Using "MISSION" as the search string, find the matching lines below and copy them.

···

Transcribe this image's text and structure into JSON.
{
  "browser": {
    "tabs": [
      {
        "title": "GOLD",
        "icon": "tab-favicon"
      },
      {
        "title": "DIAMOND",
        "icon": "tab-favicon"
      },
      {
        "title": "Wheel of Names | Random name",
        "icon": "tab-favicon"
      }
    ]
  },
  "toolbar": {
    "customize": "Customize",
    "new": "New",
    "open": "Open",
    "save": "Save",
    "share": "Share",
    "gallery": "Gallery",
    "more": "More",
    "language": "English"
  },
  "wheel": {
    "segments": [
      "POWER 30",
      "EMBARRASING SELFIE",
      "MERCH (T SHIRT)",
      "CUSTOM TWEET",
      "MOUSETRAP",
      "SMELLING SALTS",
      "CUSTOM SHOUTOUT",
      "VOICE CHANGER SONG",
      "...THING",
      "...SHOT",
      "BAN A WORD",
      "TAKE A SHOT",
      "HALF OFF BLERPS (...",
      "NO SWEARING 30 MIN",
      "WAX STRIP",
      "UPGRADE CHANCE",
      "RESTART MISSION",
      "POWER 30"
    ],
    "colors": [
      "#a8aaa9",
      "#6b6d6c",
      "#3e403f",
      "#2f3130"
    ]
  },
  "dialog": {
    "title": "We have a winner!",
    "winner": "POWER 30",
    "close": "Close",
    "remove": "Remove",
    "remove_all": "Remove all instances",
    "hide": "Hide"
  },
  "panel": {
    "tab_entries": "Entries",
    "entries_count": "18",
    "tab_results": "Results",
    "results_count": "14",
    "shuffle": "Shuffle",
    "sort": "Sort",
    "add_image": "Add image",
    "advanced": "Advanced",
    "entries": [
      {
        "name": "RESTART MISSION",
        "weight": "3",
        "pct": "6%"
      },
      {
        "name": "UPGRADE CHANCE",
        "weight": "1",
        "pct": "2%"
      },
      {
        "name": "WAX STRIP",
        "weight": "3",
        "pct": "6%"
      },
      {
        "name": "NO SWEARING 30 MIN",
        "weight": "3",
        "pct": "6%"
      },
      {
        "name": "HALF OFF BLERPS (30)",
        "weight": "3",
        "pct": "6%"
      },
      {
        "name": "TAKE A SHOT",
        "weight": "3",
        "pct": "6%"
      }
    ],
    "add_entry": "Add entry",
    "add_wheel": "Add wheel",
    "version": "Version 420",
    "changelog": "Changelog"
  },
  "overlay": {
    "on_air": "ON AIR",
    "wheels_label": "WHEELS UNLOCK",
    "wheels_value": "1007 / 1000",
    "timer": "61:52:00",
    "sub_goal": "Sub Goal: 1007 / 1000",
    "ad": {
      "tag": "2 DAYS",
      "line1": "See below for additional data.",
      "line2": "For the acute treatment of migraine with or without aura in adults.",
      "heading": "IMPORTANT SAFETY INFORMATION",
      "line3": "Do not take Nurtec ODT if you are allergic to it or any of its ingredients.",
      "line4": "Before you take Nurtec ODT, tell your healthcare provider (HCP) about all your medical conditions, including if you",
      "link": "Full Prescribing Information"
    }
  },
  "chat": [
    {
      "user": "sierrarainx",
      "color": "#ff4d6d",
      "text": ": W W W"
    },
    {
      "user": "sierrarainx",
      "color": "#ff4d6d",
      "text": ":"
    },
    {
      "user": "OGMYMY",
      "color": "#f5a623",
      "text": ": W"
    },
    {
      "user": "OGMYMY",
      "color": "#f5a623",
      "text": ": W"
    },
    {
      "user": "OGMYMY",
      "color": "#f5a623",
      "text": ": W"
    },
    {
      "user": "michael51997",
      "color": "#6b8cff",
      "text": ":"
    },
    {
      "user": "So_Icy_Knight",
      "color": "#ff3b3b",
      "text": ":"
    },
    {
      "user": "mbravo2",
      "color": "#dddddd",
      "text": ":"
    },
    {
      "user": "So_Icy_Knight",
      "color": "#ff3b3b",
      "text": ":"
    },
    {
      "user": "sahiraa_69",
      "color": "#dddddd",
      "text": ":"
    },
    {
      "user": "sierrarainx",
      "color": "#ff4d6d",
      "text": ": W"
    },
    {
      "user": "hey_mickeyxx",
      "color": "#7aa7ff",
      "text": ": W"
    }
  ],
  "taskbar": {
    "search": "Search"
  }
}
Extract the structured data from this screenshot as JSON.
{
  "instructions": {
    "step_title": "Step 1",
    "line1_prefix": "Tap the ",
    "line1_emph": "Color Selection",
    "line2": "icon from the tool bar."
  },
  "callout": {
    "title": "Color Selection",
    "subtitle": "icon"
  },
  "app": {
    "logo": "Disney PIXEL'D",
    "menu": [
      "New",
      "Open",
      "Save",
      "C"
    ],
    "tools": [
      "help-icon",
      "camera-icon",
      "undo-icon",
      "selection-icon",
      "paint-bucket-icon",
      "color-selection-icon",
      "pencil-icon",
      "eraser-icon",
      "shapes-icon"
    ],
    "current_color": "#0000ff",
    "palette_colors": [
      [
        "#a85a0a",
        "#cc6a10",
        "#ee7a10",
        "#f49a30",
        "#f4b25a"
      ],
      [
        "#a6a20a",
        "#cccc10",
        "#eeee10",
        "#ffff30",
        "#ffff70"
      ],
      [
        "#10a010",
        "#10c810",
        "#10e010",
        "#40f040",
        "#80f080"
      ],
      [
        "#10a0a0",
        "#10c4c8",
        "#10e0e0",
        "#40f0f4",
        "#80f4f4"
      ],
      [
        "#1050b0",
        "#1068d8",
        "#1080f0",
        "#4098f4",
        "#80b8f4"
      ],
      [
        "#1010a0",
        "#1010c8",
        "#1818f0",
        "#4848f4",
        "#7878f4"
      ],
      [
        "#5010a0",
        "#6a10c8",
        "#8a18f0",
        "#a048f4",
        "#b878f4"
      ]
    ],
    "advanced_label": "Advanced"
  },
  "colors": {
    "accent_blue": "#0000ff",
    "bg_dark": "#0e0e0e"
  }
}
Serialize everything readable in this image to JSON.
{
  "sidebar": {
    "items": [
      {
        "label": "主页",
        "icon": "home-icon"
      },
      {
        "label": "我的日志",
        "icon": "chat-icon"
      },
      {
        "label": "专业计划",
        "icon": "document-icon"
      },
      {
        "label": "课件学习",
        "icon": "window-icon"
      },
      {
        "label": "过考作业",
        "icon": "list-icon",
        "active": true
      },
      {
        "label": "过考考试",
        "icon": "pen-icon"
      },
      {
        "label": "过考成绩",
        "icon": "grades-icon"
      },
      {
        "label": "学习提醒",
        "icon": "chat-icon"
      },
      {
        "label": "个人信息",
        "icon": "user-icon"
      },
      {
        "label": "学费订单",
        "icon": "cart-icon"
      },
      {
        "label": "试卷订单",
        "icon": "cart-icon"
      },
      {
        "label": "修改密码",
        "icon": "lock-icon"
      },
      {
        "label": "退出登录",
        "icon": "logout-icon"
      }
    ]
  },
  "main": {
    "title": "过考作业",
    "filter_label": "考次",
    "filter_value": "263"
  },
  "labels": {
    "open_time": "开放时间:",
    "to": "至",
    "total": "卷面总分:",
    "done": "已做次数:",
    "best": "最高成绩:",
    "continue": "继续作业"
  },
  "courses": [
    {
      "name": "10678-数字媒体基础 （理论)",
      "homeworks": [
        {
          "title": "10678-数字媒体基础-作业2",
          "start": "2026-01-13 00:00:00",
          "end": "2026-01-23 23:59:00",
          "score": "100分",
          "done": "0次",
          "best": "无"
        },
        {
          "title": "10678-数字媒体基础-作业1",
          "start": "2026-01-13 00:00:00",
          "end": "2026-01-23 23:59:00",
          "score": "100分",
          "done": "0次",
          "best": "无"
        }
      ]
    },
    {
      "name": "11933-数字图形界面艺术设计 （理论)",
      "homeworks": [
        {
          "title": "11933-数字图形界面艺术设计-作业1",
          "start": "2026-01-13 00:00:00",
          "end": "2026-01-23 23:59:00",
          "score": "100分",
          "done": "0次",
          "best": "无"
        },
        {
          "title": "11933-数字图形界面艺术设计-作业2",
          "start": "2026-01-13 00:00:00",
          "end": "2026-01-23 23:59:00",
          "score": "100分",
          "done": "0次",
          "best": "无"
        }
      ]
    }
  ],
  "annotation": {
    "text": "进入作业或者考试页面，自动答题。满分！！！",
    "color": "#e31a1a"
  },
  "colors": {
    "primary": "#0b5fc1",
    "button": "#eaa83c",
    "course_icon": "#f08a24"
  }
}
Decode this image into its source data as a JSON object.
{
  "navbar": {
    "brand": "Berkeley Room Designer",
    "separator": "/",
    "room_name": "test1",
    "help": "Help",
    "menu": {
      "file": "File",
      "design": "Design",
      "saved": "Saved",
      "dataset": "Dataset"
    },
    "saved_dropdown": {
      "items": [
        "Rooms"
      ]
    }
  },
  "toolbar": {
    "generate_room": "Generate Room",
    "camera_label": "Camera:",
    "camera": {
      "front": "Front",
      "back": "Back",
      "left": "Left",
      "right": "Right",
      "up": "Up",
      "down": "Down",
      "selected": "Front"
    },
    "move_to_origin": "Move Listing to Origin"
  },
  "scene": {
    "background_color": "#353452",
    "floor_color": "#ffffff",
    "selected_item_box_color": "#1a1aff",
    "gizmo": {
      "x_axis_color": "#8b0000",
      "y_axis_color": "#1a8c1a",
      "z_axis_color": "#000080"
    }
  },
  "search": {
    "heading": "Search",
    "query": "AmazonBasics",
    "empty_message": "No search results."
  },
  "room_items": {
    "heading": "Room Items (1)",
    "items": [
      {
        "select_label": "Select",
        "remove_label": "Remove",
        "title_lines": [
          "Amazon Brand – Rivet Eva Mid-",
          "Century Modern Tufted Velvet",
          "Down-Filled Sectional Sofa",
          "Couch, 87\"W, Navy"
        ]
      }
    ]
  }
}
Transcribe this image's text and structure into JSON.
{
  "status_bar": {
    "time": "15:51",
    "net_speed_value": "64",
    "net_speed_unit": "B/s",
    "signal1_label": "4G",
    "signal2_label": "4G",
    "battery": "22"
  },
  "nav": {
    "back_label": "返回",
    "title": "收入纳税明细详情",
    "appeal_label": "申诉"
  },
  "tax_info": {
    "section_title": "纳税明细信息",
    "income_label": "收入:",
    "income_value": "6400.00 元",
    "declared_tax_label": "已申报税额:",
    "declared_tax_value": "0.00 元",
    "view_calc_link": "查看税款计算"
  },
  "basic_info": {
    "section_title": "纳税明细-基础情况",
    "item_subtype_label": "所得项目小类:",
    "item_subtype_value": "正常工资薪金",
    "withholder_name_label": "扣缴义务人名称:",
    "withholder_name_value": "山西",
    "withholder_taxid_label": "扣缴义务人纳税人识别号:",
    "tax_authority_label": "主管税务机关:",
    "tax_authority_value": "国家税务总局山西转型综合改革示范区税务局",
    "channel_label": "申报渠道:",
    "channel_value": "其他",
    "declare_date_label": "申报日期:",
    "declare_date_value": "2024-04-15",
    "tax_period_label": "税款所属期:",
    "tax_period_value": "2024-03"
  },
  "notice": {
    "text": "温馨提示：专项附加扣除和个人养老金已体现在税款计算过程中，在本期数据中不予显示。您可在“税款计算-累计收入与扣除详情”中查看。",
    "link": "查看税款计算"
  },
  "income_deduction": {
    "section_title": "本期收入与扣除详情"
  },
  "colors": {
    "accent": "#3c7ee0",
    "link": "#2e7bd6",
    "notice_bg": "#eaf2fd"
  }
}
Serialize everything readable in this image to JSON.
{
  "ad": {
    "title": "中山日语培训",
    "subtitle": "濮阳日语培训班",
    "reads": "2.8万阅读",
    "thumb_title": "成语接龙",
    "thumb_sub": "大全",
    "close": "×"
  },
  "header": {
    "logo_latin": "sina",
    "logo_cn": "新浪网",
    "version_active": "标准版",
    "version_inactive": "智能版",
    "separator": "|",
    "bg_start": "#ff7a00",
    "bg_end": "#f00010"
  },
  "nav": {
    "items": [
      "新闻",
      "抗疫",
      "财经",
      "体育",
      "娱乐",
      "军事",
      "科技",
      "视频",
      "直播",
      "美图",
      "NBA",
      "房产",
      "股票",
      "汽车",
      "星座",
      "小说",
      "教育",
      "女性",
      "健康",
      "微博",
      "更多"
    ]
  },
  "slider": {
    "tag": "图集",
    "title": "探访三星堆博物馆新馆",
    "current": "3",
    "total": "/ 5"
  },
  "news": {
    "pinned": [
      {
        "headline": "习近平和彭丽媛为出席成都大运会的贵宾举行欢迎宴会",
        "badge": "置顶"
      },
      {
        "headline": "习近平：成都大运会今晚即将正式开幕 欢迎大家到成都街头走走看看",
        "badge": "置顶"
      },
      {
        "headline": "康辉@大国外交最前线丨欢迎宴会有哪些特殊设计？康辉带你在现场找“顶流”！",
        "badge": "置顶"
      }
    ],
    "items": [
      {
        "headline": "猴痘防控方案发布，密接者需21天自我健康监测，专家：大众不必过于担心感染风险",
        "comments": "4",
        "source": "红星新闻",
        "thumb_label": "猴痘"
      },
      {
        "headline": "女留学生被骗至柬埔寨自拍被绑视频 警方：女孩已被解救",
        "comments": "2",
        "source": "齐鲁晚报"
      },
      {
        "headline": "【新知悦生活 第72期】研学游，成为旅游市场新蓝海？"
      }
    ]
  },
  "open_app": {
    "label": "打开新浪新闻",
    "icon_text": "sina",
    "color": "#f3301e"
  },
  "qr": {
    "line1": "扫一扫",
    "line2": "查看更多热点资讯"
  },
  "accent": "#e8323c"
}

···

◆ Answer to this task
      "RESTART MISSION",
        "name": "RESTART MISSION",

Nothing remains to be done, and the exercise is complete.